> [Exercise instructions]: Each entry has to be set down again with no alteration.

> [Material provided]:
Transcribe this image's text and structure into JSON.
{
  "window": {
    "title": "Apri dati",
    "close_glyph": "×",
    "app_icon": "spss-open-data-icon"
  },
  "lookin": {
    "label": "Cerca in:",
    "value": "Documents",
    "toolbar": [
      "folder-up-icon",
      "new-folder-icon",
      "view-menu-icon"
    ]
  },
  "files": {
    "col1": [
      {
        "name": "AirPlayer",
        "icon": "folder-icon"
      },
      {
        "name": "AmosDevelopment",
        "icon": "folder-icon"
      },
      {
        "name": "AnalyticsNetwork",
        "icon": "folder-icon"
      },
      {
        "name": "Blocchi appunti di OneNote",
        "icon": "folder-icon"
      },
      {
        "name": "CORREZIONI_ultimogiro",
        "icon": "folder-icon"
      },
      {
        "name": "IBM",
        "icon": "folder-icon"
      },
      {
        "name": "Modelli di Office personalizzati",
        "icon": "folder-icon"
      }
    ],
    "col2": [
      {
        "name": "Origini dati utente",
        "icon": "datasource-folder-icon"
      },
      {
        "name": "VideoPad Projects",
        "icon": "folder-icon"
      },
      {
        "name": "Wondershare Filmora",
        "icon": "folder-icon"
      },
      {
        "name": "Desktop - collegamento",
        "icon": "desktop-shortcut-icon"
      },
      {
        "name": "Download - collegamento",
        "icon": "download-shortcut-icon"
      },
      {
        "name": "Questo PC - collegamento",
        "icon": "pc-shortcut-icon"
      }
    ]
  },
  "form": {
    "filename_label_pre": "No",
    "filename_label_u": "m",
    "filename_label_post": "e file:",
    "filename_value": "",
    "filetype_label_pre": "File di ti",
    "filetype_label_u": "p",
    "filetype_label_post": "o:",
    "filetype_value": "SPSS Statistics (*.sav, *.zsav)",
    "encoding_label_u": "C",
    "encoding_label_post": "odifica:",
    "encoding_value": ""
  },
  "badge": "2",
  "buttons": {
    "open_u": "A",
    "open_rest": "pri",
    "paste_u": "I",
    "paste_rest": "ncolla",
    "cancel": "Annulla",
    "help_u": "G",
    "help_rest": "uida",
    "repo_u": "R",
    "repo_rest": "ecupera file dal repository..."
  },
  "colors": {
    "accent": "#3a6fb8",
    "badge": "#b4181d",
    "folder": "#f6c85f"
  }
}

> [Expected answer]:
Transcribe this image's text and structure into JSON.
{
  "window": {
    "title": "Apri dati",
    "close_glyph": "×",
    "app_icon": "spss-open-data-icon"
  },
  "lookin": {
    "label": "Cerca in:",
    "value": "Documents",
    "toolbar": [
      "folder-up-icon",
      "new-folder-icon",
      "view-menu-icon"
    ]
  },
  "files": {
    "col1": [
      {
        "name": "AirPlayer",
        "icon": "folder-icon"
      },
      {
        "name": "AmosDevelopment",
        "icon": "folder-icon"
      },
      {
        "name": "AnalyticsNetwork",
        "icon": "folder-icon"
      },
      {
        "name": "Blocchi appunti di OneNote",
        "icon": "folder-icon"
      },
      {
        "name": "CORREZIONI_ultimogiro",
        "icon": "folder-icon"
      },
      {
        "name": "IBM",
        "icon": "folder-icon"
      },
      {
        "name": "Modelli di Office personalizzati",
        "icon": "folder-icon"
      }
    ],
    "col2": [
      {
        "name": "Origini dati utente",
        "icon": "datasource-folder-icon"
      },
      {
        "name": "VideoPad Projects",
        "icon": "folder-icon"
      },
      {
        "name": "Wondershare Filmora",
        "icon": "folder-icon"
      },
      {
        "name": "Desktop - collegamento",
        "icon": "desktop-shortcut-icon"
      },
      {
        "name": "Download - collegamento",
        "icon": "download-shortcut-icon"
      },
      {
        "name": "Questo PC - collegamento",
        "icon": "pc-shortcut-icon"
      }
    ]
  },
  "form": {
    "filename_label_pre": "No",
    "filename_label_u": "m",
    "filename_label_post": "e file:",
    "filename_value": "",
    "filetype_label_pre": "File di ti",
    "filetype_label_u": "p",
    "filetype_label_post": "o:",
    "filetype_value": "SPSS Statistics (*.sav, *.zsav)",
    "encoding_label_u": "C",
    "encoding_label_post": "odifica:",
    "encoding_value": ""
  },
  "badge": "2",
  "buttons": {
    "open_u": "A",
    "open_rest": "pri",
    "paste_u": "I",
    "paste_rest": "ncolla",
    "cancel": "Annulla",
    "help_u": "G",
    "help_rest": "uida",
    "repo_u": "R",
    "repo_rest": "ecupera file dal repository..."
  },
  "colors": {
    "accent": "#3a6fb8",
    "badge": "#b4181d",
    "folder": "#f6c85f"
  }
}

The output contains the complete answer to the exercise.